This past month I shipped my Household Goods from California to Hawaii and it changed how I feel about the Jones Act and the cost of shipping goods domestically.  

I’m going to tell you a story.  It’s long.  Sorry in advance.

Remember when I left Houston?  I put everything into a U-Haul UBox and sent it from Houston to California until I decided what to do with it.  Well, it was time to go home to Hawaii - so I was going to arrange to send it from California to Hawaii.  The cost was going to be 3500.  This seemed very expensive so I also called Matson and received a quote for a 20ft container.  Their rate was also 3500.  This told me one key thing:  U-Haul is basing their price off the price of a container.  They know I won’t unpack my U-Box and stuff a container for the same price - there would have to be a price savings on the container.  To make a container cheaper for myself I could find someone to share it with but, this is complicated because I’d need to find someone going to Hilo - if I didn’t need my items in a timely manner that might be fine.  One critical point of information here:  A U-box is 300 cu. ft.  A 20’ container is approximately 1360 cu. ft.  (the height of containers can vary).

So I decide that I’m way smarter than all of them - and I go find a 3PL (Third Party Logistics) they handle the warehousing, and logistics required prior to transport.  I find one who quotes me 1100 for shipping (based on cubic) and 800 to re-crate it.  I feel like a genius.

Freight Forwarders are licensed and basically negotiate ocean freight.  They are also responsible for all the paperwork necessary to complete the Bill of Lading which is required for shipment.  

Even though I’m in the shipping industry it would have been really hard for me to go directly to the Freight Forwarder.  Basically, I knew just enough to get myself into trouble.  
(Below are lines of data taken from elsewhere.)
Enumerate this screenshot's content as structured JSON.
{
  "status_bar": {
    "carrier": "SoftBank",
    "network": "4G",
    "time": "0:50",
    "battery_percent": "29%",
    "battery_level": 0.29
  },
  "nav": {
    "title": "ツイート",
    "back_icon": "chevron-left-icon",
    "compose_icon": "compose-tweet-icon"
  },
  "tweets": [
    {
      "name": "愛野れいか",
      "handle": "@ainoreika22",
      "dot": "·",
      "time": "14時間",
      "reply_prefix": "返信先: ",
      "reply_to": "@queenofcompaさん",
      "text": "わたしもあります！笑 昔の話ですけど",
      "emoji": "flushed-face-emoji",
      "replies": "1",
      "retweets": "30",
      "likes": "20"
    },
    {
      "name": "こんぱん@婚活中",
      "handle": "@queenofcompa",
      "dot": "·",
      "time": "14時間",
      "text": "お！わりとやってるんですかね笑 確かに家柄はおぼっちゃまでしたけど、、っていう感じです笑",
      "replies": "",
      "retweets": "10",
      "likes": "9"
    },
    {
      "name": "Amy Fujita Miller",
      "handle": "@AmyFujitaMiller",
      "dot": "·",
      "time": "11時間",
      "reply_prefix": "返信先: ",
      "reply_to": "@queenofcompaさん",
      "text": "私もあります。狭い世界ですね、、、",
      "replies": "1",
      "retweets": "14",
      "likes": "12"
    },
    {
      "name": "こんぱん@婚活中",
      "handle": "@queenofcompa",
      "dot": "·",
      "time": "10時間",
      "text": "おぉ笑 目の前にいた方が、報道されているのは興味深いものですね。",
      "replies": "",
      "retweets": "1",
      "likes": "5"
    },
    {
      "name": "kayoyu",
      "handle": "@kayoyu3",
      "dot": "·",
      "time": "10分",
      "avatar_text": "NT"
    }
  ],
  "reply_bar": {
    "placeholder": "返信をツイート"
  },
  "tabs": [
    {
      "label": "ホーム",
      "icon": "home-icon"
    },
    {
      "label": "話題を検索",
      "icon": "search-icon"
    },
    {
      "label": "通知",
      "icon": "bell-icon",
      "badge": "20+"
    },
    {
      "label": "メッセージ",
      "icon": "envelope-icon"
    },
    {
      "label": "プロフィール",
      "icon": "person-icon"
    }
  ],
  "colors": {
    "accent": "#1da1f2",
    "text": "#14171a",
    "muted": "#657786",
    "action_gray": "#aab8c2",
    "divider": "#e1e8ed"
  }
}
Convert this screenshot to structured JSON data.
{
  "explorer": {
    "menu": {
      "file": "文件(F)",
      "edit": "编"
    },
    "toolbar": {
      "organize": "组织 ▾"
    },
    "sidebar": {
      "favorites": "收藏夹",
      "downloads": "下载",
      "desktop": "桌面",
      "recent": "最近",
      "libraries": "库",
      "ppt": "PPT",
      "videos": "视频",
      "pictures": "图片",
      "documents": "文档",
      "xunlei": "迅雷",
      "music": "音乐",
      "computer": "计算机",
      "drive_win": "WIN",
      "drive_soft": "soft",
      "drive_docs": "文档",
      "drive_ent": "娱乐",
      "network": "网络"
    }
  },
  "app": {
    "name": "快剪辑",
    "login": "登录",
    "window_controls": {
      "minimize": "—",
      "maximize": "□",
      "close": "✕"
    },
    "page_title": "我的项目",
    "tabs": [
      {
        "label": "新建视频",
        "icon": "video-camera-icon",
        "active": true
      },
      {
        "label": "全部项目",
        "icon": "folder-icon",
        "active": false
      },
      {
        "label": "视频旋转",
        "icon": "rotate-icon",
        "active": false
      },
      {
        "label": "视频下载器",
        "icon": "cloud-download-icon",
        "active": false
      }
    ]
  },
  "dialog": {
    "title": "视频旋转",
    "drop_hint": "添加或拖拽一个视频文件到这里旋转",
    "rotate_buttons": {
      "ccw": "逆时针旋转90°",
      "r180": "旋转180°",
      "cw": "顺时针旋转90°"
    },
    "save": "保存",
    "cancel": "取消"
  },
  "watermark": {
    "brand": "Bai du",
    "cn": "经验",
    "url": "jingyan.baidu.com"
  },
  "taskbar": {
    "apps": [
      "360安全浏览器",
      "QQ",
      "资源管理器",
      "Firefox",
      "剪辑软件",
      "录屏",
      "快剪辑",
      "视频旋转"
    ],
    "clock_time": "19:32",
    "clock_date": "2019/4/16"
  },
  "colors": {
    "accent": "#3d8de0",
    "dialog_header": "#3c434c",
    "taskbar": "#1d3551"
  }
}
It turns out that what I actually found was a con artist.  He took my money for the logistics and didn’t pay the Freight Forwarder - which meant that my shipment was impounded in Honolulu and I had to negotiate the release of my Household Goods.  I had to file claim disputes with my bank and credit card companies and shut down all my accounts.  

The Jones Act isn’t costing the American Public billions of dollars.  Individual companies are charging rates based on the rate of container.  They are grossly overcharging Americans per cubic foot.

Freight Forwarders have increased the cost of shipping Household Goods over other types of items because they know its a high claim item but, they also don’t charge an individual the same rates that they charge a 3PL.  Which means, I have to use a 3PL to save money with the Freight Forwarder.

It’s statistically impossible that I just happened to select the only con-artist 3PL.  3PL’s aren’t exactly popping up on Yelp so, you basically take a gamble when you use one.

What initially would have cost 3500 to ship has cost 5000 by the time I got swindled.  Want to know what the actual freight cost was?  1400.  

So the next time you hear someone quote how much Americans are losing by shipping their goods on US Flag vessels you can divide that number by three.  At a minimum.  Then you add in what it’s worth to keep jobs in America.  Can you put a price on clean water and white sand?  How about the very human element involved - shouldn’t foreign sailors make a livable wage like American Sailors?  These things are hard to quantify but protected by the Jones Act.

The next time you hear the Jones Act mentioned please remember that it’s reach is far and most often misunderstood.


Sometimes the mood strikes me and I hit the keyboard and tap away furiously.  These are often the times that make me feel nervous when I hit publish.  I normally don't read through before hitting publish because if I do I'll chicken out and not post.  I apologize for any errors.